I woke up early, but luckily was able to get breakfast before heading to the airport to catch a flight to Bhutan, operated by the country’s only airline. The airline only services a handful of cities in neighboring countries, like Dhaka of Bangladesh and Kathmandu of Nepal, and may be difficult to arrange without an agent, so chances to see Bhutan are very limited and restricted (Kathmandu is the best option). Everything was in order so at this point I just needed to board the plane and not worry about the next few days.
The airplane ascended into the clouds and didn’t feel like it ever came back down. Even farms were carved into the mountainside. As we approached Thimphu, the capital, we weaved through cloud covered mountains, and landed in one of the most isolated countries in the world, known for its mastery of archery and Gross National Happiness based economy.
I was greeted by a guide and driver, a strict requirement for entering the country. As we drove into the city, the guide reviewed her suggested itinerary, but surprisingly I was able to request major adjustments.
First order of business was to check in to the hotel and confirm my arrival. The staff were very nice and insisted on providing top notch service, including carrying my bag. I felt kinda bad.
As I waited for paperwork, I was able to read a few interesting government statistics on their happiness index and other economic indicators. English is the official language. My finance background noticed some inconsistencies between different books, which piqued my interest.
Then we headed to the city square for a prearranged lunch, walked around clock tower square, stopped by the post office museum, then the royal textile museum where I learned to put on a traditional Gho, robe-like clothing, which could be seen worn by men around the city.
Next, we headed south to Buddha Dordenma, a large temple atop a hill that overlooks the city and strategic locations throughout the region. The ring of golden statues surrounding the Buddha amidst the background of white clouds was stunning. The complex was almost as large as Mongolia’s Ghengis Khan monument, but almost the opposite in spiritual and philosophic nature. Peaceful Buddhists sitting in Himalayan clouds vs Military horsemen riding through the Gobi desert. Interestingly, Bhutan repelled the Mongols quite easily.

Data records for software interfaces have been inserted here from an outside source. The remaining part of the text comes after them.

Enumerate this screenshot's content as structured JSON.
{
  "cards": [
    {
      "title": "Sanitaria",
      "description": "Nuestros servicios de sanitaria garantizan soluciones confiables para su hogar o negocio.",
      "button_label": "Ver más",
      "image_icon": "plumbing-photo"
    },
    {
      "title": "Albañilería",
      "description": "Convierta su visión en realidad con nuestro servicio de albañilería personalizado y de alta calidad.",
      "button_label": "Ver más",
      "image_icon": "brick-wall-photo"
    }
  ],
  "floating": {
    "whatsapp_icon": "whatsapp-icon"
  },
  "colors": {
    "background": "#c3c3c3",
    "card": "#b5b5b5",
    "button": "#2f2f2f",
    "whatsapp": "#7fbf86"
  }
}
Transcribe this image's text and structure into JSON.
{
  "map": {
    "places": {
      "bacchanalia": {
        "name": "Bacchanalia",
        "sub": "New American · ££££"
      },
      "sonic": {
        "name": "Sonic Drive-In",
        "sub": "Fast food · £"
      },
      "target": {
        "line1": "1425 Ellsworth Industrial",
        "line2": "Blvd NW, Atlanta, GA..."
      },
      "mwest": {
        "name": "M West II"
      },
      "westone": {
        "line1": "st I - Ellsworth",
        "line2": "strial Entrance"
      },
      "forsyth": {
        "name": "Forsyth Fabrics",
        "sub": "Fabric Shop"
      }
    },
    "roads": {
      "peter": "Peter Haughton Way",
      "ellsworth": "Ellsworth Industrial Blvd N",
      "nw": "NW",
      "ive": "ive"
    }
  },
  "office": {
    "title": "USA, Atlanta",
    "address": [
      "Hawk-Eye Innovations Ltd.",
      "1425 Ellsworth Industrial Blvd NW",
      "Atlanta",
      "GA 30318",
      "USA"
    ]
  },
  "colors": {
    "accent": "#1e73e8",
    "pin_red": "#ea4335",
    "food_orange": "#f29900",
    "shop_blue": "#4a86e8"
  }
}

On the way back, we stopped by a temple (chorten), but instead of being dropped off at the hotel at 4pm, which I deemed way too early, I asked to be dropped off at the nearby Folk Heritage Museum, then reassured them that I could walk back to the hotel using my offline map (though I had no intentions to end my day so soon).
I enjoyed the museum then rushed outside to begin my adventure. Instead of turning left, I turned right and headed toward a nearby university, but couldn’t get in. No problem, as I kept exploring, I saw an elementary school, proudly teaching “universal happiness”.
I looked for supermarkets so I could wander the aisles and see unique Bhutanese foods. There weren’t many processed, ready to eat foods, mainly ingredients, but I managed to get a bag of deep fried flour rings intended as an after prayer snack – but it would be my dinner because I didn’t want to spend any time in the hotel.
It started to sprinkle rain, so I ended up passing by the hotel to change into sandals along my way back to the town center to observe the night life and visit some points of interest which I wasn’t able to add to the official itinerary.
I stopped by the Centenary Farmers market, then crossed a pretty cool bridge over the Wang Chuu River to the Bazam traditional market, then walked through the small neighborhood on the other side of the river until I could cross back over via a road.
Even as the sun was setting, people gathered around the bus centers and played games as they waited for their ride. Finally, I made my way back to the clock tower square where there were more people out and about. I walked through some smaller side streets and noticed a few bars playing music. As I was deciding to enter one, a few street food stalls caught my attention. I casually stood by for a few minutes to watch a guy order some steamed dumplings, but he sat down and ate without paying upfront, so I asked him what they were and how much they cost.
He invited me to eat with him, shared his food and ordered more for me, including a super hearty thick soup like gruel. We talked for a while until his friend arrived, but before parting ways, he invited me to join them for a game of darts at another friend’s house over the weekend. I got his contact information and decided to head back to the hotel to get some sleep.
When I got back, the staff was worried but I played it cool. They told me dinner was a little cold, but they would bring it out for me promptly. Not wanting to raise red flags about having already eaten twice, I sat down and ate dinner #3.
If you know that I country really values their tourists, you should be respectful to the rules, but you can also get away with bending some rules, too. (This advice may not apply to North Korea)